“Did she show you that costume?” another nurse asked. I nodded, not really wanting to hear any more. “She had a screaming fit when she saw her scar after they opened her up to drain the infection. Her parents have planned this elaborate Halloween party and Shalonda was so worried her scar would show. She made her mother bring her costume in for her to try on.”
I must have had a funny expression on my face because the nurses all looked at me and started laughing again. I smiled and pretended it was funny, too.
Did they plan all of this? Or was it all Shalonda’s doing?

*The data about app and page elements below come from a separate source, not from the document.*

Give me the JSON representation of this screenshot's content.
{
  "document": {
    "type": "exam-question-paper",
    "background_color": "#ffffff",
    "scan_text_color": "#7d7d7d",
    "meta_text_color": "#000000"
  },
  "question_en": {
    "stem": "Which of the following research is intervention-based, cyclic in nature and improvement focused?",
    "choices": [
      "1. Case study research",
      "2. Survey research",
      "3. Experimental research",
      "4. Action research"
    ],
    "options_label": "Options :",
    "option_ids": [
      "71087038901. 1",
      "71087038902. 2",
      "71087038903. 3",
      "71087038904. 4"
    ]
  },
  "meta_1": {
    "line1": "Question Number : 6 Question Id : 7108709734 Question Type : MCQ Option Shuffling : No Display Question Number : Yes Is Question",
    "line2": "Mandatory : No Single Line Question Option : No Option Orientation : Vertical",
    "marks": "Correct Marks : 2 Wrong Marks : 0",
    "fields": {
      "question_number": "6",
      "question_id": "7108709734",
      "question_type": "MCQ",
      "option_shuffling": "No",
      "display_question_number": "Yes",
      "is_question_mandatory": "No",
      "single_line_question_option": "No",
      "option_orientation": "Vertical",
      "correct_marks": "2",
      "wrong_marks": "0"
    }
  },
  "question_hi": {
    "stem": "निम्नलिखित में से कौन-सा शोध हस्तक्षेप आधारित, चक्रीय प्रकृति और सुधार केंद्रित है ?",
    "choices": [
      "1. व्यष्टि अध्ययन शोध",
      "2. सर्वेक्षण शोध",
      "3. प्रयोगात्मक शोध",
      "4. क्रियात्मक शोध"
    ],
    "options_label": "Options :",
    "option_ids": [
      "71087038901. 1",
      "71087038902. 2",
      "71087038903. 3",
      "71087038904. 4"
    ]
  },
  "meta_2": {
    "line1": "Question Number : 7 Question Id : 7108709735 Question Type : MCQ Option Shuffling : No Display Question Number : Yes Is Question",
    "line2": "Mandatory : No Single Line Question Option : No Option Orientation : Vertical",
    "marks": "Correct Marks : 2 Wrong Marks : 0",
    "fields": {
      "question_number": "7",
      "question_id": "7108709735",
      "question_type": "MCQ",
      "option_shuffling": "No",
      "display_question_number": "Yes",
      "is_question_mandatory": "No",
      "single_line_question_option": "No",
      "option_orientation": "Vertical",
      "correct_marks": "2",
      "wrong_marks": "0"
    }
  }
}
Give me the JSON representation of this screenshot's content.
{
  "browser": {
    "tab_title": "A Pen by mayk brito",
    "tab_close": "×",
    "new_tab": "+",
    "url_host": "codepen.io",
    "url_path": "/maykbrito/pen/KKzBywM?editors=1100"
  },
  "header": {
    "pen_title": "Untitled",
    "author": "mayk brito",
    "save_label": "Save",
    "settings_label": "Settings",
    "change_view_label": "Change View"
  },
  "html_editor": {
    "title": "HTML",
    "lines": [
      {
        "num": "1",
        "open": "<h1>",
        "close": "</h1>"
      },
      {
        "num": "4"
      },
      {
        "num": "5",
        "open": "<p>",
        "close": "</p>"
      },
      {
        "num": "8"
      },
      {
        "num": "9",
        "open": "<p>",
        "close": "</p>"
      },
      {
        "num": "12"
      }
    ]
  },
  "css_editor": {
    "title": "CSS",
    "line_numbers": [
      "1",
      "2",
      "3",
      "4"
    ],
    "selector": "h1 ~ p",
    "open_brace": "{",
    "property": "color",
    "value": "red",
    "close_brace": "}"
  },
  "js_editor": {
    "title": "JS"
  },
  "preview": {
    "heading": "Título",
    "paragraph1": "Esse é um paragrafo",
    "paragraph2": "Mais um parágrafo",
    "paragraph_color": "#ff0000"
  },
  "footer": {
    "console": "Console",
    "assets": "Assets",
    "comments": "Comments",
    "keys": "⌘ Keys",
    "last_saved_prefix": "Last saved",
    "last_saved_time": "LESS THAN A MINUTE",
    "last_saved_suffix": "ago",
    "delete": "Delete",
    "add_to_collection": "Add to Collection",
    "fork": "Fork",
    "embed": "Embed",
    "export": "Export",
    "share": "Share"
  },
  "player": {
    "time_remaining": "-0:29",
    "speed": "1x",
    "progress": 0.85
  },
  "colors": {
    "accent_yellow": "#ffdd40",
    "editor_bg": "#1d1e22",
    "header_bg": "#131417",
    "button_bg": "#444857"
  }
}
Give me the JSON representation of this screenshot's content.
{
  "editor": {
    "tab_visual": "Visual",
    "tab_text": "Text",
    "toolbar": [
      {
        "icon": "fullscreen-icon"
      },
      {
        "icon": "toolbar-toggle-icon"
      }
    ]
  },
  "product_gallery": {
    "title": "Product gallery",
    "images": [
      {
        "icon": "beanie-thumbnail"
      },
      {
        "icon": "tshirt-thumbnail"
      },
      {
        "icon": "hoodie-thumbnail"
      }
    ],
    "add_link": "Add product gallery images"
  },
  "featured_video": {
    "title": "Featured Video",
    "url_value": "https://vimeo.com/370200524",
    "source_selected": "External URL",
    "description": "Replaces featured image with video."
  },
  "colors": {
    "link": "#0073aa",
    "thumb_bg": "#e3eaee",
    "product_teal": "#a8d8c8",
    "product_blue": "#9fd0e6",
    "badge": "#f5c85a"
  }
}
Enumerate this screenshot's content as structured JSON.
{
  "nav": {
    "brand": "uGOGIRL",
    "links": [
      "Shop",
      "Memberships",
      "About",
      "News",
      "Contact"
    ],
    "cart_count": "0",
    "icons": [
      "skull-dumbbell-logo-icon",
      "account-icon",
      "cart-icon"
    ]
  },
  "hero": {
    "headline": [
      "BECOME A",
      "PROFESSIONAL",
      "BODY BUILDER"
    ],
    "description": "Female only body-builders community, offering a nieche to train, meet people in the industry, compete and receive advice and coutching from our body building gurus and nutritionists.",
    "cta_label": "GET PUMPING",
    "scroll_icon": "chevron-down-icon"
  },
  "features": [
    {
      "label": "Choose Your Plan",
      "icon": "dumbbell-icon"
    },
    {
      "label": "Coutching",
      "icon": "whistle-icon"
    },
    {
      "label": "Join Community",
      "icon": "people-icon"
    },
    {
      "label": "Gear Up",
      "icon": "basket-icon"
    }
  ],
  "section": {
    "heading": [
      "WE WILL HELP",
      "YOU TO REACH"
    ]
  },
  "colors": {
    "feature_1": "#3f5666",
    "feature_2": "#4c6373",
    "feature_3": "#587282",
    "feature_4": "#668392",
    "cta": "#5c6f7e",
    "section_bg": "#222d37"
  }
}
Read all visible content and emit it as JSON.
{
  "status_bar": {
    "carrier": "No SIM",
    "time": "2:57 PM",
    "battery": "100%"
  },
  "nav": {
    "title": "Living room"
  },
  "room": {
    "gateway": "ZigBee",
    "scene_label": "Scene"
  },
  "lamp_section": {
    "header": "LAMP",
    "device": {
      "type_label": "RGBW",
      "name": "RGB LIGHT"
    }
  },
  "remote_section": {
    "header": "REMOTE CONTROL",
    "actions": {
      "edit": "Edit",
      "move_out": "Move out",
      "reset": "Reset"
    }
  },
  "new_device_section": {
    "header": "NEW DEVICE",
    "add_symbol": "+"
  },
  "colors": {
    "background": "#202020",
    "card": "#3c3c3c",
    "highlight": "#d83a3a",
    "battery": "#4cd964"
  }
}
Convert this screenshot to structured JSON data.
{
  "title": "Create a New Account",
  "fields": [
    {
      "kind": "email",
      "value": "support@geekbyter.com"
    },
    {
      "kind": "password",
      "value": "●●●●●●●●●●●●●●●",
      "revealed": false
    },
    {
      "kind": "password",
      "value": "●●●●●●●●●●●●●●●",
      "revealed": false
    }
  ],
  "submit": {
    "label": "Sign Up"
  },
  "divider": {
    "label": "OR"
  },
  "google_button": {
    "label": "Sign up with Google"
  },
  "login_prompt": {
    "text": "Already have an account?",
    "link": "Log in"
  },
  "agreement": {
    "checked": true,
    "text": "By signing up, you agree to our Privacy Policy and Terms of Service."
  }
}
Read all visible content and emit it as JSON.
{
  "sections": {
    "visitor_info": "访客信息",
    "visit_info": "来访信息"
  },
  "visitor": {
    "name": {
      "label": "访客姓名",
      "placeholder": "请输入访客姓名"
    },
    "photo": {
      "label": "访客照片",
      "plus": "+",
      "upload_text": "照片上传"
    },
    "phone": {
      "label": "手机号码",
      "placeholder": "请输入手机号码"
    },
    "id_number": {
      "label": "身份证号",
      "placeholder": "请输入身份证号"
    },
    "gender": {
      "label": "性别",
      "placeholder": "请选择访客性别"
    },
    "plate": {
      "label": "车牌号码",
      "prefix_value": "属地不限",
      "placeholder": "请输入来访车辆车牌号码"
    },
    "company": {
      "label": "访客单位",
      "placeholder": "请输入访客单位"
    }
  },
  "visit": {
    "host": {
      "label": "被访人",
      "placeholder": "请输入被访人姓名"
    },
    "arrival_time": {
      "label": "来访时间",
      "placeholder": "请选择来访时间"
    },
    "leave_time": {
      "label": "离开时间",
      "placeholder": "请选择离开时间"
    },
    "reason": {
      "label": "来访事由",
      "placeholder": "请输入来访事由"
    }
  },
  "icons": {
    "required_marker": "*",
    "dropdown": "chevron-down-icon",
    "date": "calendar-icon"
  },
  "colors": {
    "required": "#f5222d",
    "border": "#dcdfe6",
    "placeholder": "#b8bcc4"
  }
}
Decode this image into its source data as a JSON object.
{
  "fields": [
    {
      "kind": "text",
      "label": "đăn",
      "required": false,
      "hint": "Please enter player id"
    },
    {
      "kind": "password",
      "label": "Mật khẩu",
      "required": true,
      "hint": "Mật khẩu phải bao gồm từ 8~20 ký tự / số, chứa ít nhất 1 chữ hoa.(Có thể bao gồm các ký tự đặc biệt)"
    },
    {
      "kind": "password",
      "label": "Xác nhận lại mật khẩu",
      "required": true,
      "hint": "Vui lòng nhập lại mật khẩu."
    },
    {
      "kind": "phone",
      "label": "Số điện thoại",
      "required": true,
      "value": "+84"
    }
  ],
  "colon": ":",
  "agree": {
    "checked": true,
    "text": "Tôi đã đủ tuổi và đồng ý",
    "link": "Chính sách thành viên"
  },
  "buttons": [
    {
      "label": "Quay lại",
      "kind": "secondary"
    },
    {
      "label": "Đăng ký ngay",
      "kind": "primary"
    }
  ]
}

I walked back to room 416. I knocked on the door, but I wasn’t sure Shalonda heard me, her TV was turned up so loud. I knocked again during a pause in the noise and walked right in to stand next to the bed.
Shalonda turned off the volume. “I’m not getting out of bed again.”
“That was all a big lie,” I said, much to my surprise.
Shalonda snorted, flipping TV stations with her remote control.
“Why would you tell me such lies?”
Shalonda shrugged her shoulders. “Maybe you need to learn that not every black girl is an addict.”
“I know that.”
“Not every black girl comes from a broken family or breaks the law or gets pregnant.”
“I know that, too.”
“Right. Sure you do.”
“Just because my family is Indian you shouldn’t assume I’m racist.”
Shalonda laughed, then clenched her arms over her sore abdomen. “I wouldn’t know.”
“I’m sorry,” I said. “I just wanted to say that I think you’ll make a great actress some day.”
Shalonda rolled her eyes.
“I mean, you already are one,” I said before I left.
My parents are hopeful that I will become a doctor or an engineer someday. At the moment engineering sounds so much better than medicine, as the only manipulation that happens is with numbers and equations. But my mother says, “So let them laugh. You are there to learn.”
So I come in every Friday and mix the old patients’ food together and tell them it is good, and help people get out of bed, and deliver snacks, and make beds. The nurses are nicer to me now. Whenever a doctor does a procedure the nurses encourage me to watch.
Still, whenever a patient tells me a story I nod my head and try not to believe them.